As Christmas approaches Joe Smith knows he should be celebrating with friends and family, making the most of the season. But for Joe, Christmas only holds painful memories. Ones he can feel crushing his heart, a reminder of a time he can never forget. Clara O’Connell loves Christmas. For her, it is the most magical time of the year. And she’s determined to make Joe love it too! She knows he’s hurting, but maybe she can help to ease his pain. Her plan: One special gift every day to remind Joe just how loved he is. But the clock is ticking. Will the Christmas magic wear off at midnight or will Clara’s Christmas countdown be the perfect gift to heal Joe’s, broken heart? And in doing so, maybe she will get a gift in return…Joe’s love for Christmas and forever…?
Perfect, if you like your festive reads with a touch of realism. Christmastime is supposed to be fun but what if life gets in the way and makes it a time to endure rather than enjoy? Joe lost someone he loved at Christmas time and now he just goes through the motions until the festive season is over. Clara is unlucky in love but having Christmas to look forward to helps her keep going. When she and Joe are thrown together helping Manchester’s youth and trying to keep their youth centre viable Clara can’t resist trying to restore the magic of Christmas for Joe by giving him a personalised advent calendar of special events. Joe sets out to make Clara see not all men are deceitful and a lovely, gentle Christmas story unfolds, which demonstrates the real meaning of Christmas. I received a copy of this book from Harper Impulse via NetGalley in return for an honest review.
On 21 June 1922 Count Alexander Rostov – recipient of the Order of Saint Andrew, member of the Jockey Club, Master of the Hunt – is escorted out of the Kremlin, across Red Square and through the elegant revolving doors of the Hotel Metropol.

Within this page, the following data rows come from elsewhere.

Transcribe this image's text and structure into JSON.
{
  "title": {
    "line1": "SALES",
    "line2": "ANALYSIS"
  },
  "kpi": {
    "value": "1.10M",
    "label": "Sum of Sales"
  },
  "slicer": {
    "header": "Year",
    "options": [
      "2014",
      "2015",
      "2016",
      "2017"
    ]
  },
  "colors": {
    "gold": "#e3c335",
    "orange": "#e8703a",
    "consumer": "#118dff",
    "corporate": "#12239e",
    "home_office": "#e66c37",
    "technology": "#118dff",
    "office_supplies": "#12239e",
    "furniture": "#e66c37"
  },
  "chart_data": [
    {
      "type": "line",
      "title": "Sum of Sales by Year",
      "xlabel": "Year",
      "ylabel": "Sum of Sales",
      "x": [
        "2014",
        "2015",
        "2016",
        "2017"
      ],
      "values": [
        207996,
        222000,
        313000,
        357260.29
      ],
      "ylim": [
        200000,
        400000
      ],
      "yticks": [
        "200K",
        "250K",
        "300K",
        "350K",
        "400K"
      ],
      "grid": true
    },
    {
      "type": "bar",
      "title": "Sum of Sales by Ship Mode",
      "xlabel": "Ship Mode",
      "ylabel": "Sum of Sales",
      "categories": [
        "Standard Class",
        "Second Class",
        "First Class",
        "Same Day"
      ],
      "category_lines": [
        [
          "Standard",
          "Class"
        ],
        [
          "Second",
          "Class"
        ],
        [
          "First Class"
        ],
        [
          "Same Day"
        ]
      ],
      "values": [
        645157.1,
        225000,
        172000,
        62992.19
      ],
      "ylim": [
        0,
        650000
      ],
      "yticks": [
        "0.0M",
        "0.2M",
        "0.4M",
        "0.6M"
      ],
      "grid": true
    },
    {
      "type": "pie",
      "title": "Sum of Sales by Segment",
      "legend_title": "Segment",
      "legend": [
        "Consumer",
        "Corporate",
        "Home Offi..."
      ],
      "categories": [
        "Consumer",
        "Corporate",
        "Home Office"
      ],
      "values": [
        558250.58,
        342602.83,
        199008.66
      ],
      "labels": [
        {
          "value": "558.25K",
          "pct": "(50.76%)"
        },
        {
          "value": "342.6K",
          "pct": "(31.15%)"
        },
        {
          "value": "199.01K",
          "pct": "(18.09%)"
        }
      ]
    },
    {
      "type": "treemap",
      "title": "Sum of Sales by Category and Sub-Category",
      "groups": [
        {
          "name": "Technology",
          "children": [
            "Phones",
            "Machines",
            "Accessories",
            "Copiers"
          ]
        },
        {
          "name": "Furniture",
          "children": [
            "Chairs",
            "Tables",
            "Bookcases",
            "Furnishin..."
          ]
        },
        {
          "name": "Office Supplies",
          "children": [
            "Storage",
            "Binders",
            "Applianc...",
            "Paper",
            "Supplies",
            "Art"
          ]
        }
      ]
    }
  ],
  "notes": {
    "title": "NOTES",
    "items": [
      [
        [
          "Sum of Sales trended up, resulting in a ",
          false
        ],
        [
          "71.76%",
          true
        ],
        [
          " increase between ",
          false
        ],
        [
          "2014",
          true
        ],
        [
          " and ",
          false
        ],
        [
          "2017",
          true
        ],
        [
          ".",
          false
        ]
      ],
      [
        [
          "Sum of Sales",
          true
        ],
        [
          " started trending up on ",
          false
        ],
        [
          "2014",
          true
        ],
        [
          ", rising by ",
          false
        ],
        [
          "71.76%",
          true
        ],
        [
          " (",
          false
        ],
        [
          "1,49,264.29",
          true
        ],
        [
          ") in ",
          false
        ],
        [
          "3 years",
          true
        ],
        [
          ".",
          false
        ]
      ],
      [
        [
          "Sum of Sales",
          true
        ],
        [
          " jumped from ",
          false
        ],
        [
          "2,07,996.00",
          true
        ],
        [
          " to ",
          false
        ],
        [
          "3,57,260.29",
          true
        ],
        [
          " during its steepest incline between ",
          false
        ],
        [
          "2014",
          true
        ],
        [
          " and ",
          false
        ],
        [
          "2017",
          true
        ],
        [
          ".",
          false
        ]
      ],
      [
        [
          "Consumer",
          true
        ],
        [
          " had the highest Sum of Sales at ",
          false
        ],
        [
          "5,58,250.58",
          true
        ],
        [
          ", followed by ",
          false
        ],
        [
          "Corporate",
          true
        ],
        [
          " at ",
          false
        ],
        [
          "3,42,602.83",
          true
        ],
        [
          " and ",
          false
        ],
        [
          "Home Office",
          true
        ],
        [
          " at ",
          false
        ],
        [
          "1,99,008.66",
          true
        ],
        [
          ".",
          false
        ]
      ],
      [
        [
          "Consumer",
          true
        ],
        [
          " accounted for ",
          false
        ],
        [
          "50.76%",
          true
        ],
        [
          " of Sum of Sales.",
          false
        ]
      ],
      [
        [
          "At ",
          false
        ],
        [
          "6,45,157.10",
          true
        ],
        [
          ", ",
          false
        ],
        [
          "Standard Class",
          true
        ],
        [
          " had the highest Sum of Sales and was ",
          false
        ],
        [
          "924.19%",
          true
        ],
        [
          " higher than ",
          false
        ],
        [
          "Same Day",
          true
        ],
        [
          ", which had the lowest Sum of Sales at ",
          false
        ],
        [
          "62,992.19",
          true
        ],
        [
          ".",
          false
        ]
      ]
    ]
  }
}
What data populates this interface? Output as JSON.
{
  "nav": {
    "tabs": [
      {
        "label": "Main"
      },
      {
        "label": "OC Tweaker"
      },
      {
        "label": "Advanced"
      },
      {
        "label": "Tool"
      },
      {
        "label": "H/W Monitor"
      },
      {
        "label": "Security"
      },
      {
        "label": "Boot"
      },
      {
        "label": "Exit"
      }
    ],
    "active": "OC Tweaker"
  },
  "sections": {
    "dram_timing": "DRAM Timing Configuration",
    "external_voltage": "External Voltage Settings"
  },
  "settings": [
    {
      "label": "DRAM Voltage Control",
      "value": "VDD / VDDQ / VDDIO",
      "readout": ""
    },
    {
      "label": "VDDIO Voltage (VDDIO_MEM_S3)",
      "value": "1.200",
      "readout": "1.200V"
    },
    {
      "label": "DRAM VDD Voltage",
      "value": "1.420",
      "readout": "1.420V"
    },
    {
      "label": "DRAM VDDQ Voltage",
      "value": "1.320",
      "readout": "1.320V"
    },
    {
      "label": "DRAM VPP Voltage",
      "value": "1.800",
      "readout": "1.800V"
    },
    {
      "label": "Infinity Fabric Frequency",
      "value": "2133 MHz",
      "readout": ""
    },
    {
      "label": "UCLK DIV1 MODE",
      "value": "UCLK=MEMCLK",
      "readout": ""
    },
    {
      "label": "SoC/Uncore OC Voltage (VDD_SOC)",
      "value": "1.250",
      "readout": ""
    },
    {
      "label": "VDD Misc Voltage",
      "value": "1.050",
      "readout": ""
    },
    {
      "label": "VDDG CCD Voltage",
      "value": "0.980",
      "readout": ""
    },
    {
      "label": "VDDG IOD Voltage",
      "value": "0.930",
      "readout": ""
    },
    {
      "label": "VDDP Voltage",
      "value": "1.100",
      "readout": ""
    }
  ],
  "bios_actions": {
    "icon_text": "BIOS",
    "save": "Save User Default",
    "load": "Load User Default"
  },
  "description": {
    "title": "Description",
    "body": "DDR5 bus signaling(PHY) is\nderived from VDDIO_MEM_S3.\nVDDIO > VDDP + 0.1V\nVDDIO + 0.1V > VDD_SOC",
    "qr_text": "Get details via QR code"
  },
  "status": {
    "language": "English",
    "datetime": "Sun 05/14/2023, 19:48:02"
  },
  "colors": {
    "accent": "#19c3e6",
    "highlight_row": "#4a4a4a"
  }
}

But instead of being taken to his usual suite, he is led to an attic room with a window the size of a chessboard. Deemed an unrepentant aristocrat by a Bolshevik tribunal, the Count has been sentenced to house arrest indefinitely.
While Russia undergoes decades of tumultuous upheaval, the Count, stripped of the trappings that defined his life, is forced to question what makes us who we are. And with the assistance of a glamorous actress, a cantankerous chef and a very serious child, Rostov unexpectedly discovers a new understanding of both pleasure and purpose.
I’ve had this book on my to-read pile for over a year. It wasn’t that I didn’t want to read it but I wanted to savour it and until now, I never had the time.
This story is full of historical detail and the pacing is quite slow, very much in the style of Russian literature. It is a very engaging tale full of beautiful imagery and vivid characters who come to life as you read.
The history of Russia after the 1917 revolution is well documented. In this story, the main events are highlighted but it’s more about how the political and cultural change affected particular individuals who would probably have never known each other so well in imperialist Russia.
It is an enjoyable read, well written but you definitely need time to appreciate it.
I received a copy of this book from Random House UK, Cornerstone via NetGalley in return for an honest review.